4. Now is the ideal time to reposition commercial organizations for future growth

For some firms, as demand collapses in one channel, resources and efforts need to be shifted in order to grow another. Many food and beverage companies have a strong footprint in both the retail and out-of-home channel. One cannot presently image two more distinct business climates. Out-of-home has shrunk down to near-zero due to lockdowns, whereas retail business is thriving.

It is an essential exercise to reimagine how things will be different after the crisis and what a successful commercial organization will look like in the future. In some industries and categories, COVID-19 is likely to lead to permanent shifts in channel behaviour yet in other channels behaviour may be indifferent from before the crisis. In most cases it will actually only speed up shifts that have already started. Consequently, here it makes sense that short and long term organizational changes are as aligned as possible based on key questions such as:
  • How will the market look like post-COVID19, including the customer and competitive landscape?
  • Is our go-to-market model future proof? Should we still sell everything to everyone and everywhere?
  • Do we sufficiently prioritize the future winners among our customers?
  • Do we need a centralized key account strategy to the rise of Amazon and hard discounters?
  • What should our revised commercial organization look like in terms of FTE allocation, competences and enablers?

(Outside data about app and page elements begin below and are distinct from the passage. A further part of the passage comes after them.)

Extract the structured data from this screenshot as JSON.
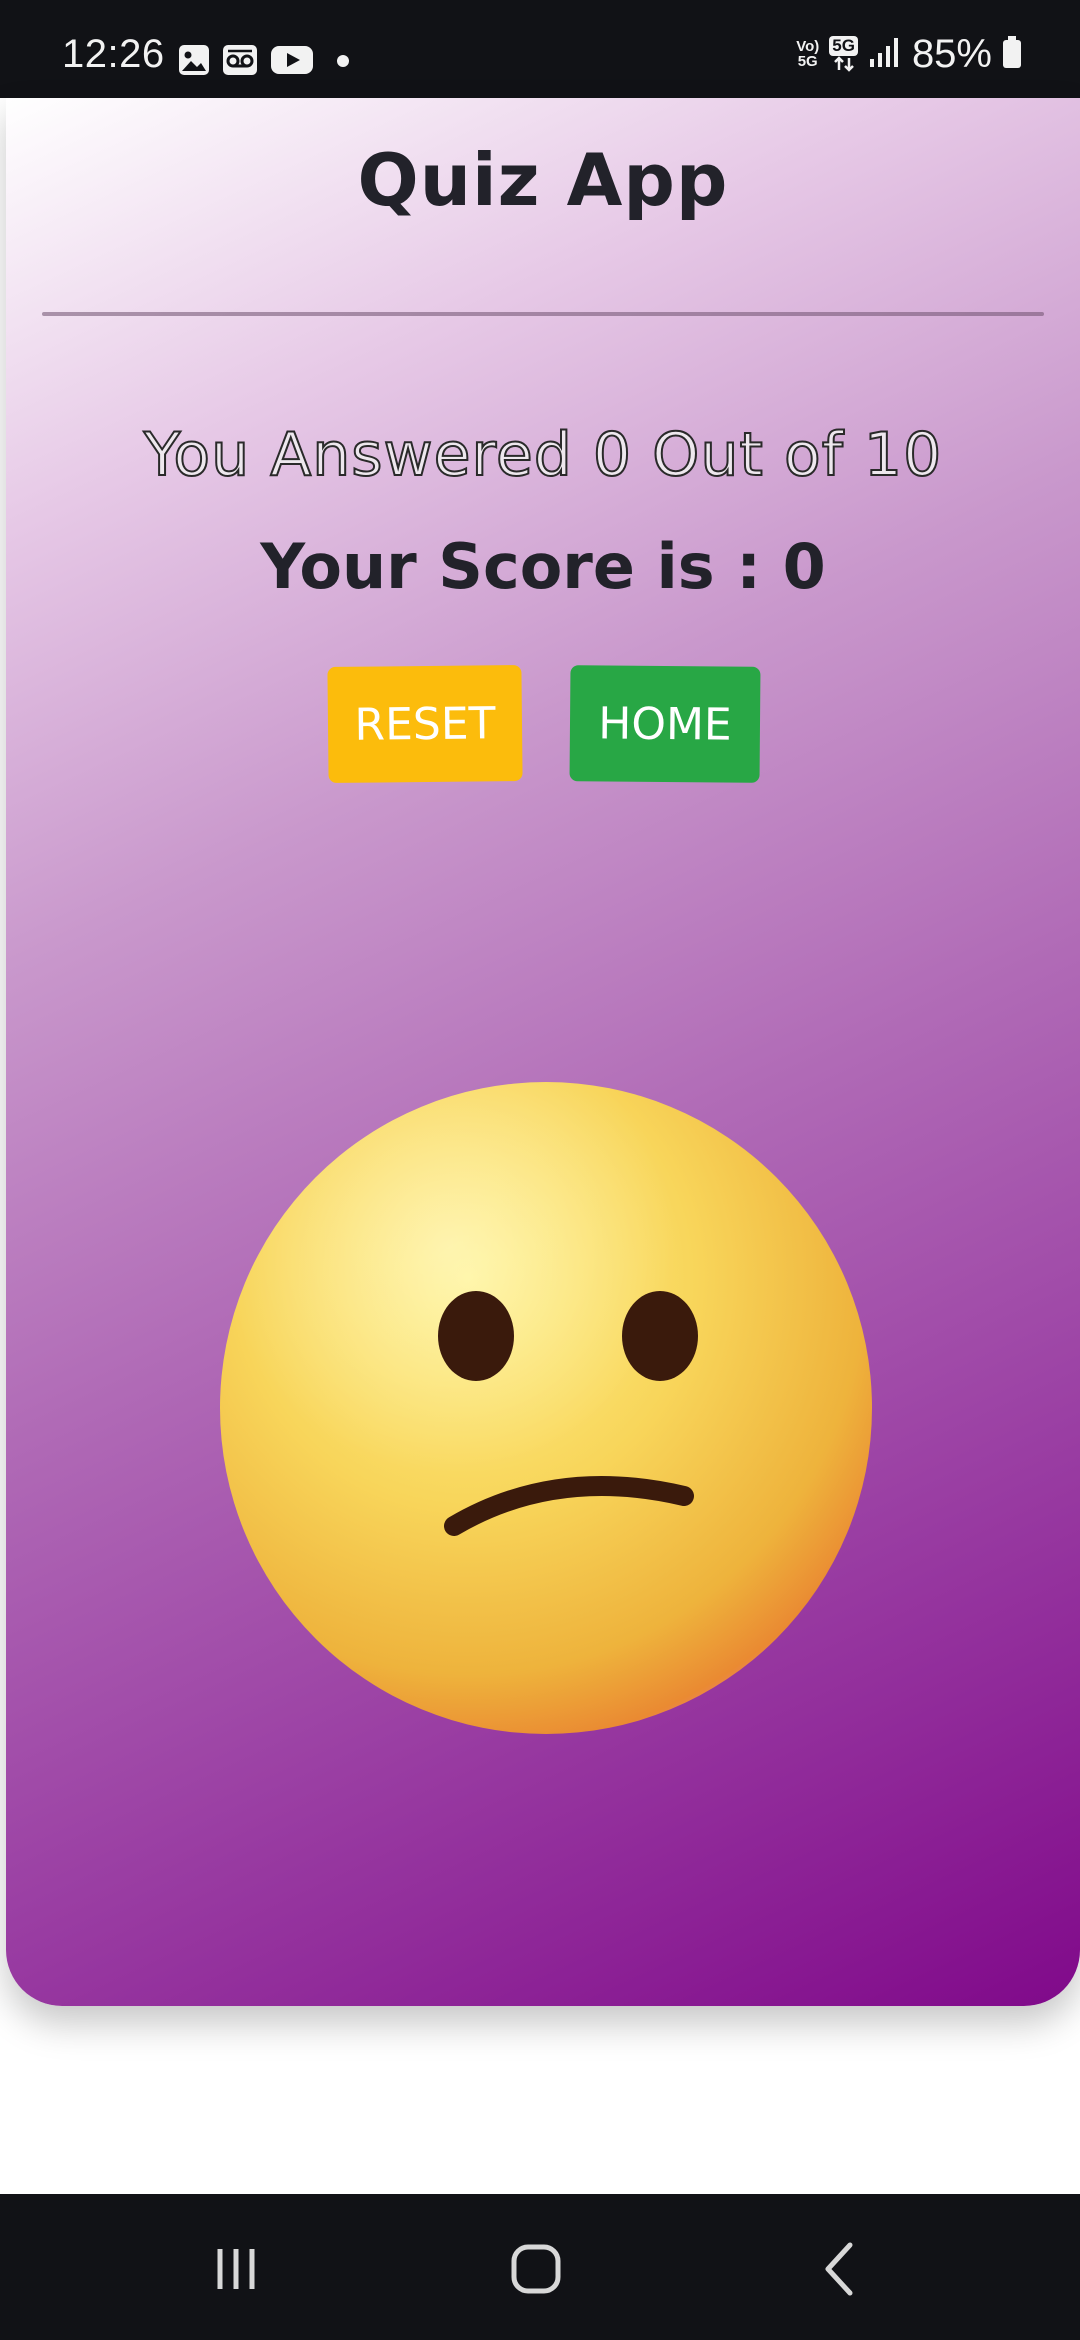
{
  "status_bar": {
    "time": "12:26",
    "battery": "85%",
    "network_top": "Vo)",
    "network_bottom": "5G",
    "data_label": "5G",
    "icons": [
      "gallery-icon",
      "voicemail-icon",
      "youtube-icon",
      "notification-dot-icon",
      "volte-icon",
      "5g-data-icon",
      "signal-icon",
      "battery-icon"
    ]
  },
  "quiz": {
    "title": "Quiz App",
    "answered_text": "You Answered 0 Out of 10",
    "score_text": "Your Score is : 0",
    "answered": 0,
    "total": 10,
    "score": 0,
    "reset_label": "RESET",
    "home_label": "HOME",
    "result_icon": "confused-face-emoji"
  },
  "colors": {
    "reset_button": "#fcbc0c",
    "home_button": "#28a745",
    "gradient_start": "#ffffff",
    "gradient_end": "#80098a"
  },
  "nav_bar": {
    "icons": [
      "recent-apps-icon",
      "home-icon",
      "back-icon"
    ]
  }
}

More agile commercial organizations will succeed by restructuring as necessary, adapt its competencies, and invest in systems enablers in preparation for the eventual economic rebound.      

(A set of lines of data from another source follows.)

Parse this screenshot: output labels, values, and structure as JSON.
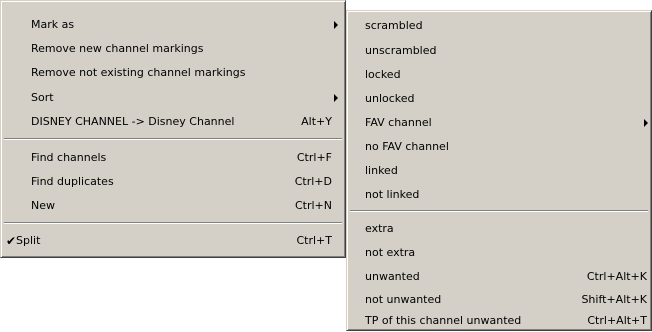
{
  "main_menu": {
    "items": [
      {
        "label": "Mark as",
        "submenu": true
      },
      {
        "label": "Remove new channel markings"
      },
      {
        "label": "Remove not existing channel markings"
      },
      {
        "label": "Sort",
        "submenu": true
      },
      {
        "label": "DISNEY CHANNEL -> Disney Channel",
        "shortcut": "Alt+Y"
      },
      {
        "label": "Find channels",
        "shortcut": "Ctrl+F"
      },
      {
        "label": "Find duplicates",
        "shortcut": "Ctrl+D"
      },
      {
        "label": "New",
        "shortcut": "Ctrl+N"
      },
      {
        "label": "Split",
        "shortcut": "Ctrl+T",
        "checked": true,
        "check_glyph": "✔"
      }
    ]
  },
  "sub_menu": {
    "items": [
      {
        "label": "scrambled"
      },
      {
        "label": "unscrambled"
      },
      {
        "label": "locked"
      },
      {
        "label": "unlocked"
      },
      {
        "label": "FAV channel",
        "submenu": true
      },
      {
        "label": "no FAV channel"
      },
      {
        "label": "linked"
      },
      {
        "label": "not linked"
      },
      {
        "label": "extra"
      },
      {
        "label": "not extra"
      },
      {
        "label": "unwanted",
        "shortcut": "Ctrl+Alt+K"
      },
      {
        "label": "not unwanted",
        "shortcut": "Shift+Alt+K"
      },
      {
        "label": "TP of this channel unwanted",
        "shortcut": "Ctrl+Alt+T"
      }
    ]
  },
  "colors": {
    "menu_face": "#d4d0c8",
    "menu_shadow": "#808080",
    "menu_highlight": "#ffffff",
    "text": "#000000"
  }
}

5. Procurement does not stand still
The 2008 financial crisis told the story that procurement came out much stronger than sales organizations. The focus on cost-cutting and the improved balance of power versus suppliers have helped procurement functions develop into long-term, stable strategic capabilities.'
 
The first priority of procurement in times of crisis is ensuring continuity of supply, closely followed by leveraging the potential for cost savings in sourcing. Retailers, hard discount in particular, will ask their suppliers how they can make products more competitive (read: cheaper). As a supplier, this question should be countered by a more relevant question: what can we do jointly to come out on top in the upward leg of the V-shape? To take the lead in this conversation and prevent long term loss of pricing power, suppliers should be prepared to understand the current and future behavior and willingness-to-pay of the consumer across channels.
 

Manufacturers need to safeguard brand equity in order not to erode margins. Research from Simon-Kucher & Partners over the past few years consistently showed that the cross industry price increase success rate has only been 30%. Price reductions should be carefully evaluated, as it will be hard to get prices back up afterwards.

Summary

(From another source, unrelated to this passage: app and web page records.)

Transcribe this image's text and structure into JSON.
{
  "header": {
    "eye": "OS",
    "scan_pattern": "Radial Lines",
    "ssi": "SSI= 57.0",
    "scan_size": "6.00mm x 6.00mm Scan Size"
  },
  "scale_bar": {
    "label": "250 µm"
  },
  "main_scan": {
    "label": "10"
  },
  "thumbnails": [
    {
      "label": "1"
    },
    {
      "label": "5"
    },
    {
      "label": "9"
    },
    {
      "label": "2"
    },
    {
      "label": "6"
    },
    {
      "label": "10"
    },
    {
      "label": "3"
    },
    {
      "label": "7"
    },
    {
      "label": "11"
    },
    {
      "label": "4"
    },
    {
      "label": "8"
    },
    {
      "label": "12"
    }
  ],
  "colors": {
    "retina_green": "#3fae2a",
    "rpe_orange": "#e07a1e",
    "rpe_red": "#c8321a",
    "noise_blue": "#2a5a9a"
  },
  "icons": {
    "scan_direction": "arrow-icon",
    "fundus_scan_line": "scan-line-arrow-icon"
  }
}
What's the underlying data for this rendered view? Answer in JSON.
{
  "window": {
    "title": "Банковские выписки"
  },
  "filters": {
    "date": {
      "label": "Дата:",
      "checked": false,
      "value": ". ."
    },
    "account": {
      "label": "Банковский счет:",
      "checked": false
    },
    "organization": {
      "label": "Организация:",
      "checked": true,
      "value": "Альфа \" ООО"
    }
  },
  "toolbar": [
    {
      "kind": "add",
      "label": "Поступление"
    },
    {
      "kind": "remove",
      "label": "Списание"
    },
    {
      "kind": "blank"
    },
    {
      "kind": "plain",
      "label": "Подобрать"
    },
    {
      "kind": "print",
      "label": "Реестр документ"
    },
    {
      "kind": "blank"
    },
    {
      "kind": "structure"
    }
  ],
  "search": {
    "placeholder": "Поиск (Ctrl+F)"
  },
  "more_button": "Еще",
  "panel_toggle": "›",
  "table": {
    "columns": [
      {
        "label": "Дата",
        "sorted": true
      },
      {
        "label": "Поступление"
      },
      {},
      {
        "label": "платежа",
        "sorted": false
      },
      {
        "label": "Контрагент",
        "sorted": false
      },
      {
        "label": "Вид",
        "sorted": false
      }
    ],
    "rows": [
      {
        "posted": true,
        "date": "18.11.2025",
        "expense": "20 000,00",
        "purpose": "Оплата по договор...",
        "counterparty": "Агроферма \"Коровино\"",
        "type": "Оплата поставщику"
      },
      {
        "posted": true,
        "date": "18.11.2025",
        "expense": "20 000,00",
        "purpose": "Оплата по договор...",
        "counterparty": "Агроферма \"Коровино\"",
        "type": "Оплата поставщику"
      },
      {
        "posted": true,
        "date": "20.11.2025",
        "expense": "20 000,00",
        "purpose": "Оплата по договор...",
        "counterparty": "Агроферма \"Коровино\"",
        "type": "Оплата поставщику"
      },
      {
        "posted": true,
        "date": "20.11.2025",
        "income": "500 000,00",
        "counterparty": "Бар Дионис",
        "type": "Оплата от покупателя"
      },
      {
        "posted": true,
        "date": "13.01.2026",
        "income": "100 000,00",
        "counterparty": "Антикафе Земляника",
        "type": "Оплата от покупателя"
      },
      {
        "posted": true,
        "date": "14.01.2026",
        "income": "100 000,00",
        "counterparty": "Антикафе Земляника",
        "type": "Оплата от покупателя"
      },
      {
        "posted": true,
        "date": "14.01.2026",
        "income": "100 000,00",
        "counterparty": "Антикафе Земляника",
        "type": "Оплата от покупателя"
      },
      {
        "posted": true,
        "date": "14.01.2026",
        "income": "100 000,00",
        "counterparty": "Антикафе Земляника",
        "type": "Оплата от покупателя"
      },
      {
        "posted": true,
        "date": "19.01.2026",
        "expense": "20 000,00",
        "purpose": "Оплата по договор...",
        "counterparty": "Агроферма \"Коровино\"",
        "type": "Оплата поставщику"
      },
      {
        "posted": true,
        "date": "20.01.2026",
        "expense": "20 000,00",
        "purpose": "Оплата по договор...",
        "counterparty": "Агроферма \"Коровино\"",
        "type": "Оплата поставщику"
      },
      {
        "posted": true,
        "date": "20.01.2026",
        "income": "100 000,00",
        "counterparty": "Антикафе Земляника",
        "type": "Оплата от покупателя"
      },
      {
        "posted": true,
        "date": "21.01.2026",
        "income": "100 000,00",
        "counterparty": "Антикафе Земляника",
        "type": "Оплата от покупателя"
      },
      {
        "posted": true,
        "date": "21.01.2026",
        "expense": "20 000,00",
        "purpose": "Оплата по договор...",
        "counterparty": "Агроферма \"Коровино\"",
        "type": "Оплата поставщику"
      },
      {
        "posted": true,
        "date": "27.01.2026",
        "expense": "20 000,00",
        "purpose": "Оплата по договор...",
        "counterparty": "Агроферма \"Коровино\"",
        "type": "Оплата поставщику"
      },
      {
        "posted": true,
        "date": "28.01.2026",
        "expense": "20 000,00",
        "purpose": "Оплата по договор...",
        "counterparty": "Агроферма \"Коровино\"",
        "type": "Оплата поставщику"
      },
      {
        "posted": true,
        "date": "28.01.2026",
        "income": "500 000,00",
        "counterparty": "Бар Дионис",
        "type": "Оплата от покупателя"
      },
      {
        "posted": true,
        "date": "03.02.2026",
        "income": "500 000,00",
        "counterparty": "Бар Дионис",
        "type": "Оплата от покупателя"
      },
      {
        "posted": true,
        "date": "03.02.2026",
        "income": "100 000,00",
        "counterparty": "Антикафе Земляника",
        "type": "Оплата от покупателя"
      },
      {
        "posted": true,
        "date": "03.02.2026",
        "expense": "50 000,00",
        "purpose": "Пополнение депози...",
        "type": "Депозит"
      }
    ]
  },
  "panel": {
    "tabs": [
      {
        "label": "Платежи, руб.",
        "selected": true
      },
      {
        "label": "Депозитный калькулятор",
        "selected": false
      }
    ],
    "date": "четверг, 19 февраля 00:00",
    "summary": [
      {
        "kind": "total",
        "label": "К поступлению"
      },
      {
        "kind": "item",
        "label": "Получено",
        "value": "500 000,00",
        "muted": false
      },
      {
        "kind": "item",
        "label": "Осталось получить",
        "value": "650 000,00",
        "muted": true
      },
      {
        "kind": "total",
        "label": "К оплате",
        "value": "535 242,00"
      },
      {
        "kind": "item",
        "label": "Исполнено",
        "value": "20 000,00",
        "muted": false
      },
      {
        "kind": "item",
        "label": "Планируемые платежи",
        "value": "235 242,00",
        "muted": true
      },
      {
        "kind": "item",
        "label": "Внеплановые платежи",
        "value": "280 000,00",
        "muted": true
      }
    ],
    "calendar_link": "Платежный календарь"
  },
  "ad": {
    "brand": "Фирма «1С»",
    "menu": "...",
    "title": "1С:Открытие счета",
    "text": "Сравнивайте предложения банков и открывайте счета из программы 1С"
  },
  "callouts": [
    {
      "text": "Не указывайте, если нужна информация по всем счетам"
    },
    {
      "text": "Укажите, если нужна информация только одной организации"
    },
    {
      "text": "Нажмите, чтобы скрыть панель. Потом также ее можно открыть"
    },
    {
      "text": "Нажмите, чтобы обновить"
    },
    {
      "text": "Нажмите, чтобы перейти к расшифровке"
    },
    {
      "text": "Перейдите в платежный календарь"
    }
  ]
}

For many companies, the demand drop caused by the current crisis—and especially the speed of the downturn—is unprecedented. For companies that entered the downturn in a healthy situation, the V-shaped revenue scenario would suggest they should take extra precautions in cost-cutting measures that could jeopardize their future earnings potential. The commercial leadership of companies should prepare for the bounce-back by safeguarding reputation, investing in key relationships, introducing smart pricing and business models, and preparing for a win-win dialogue with procurement.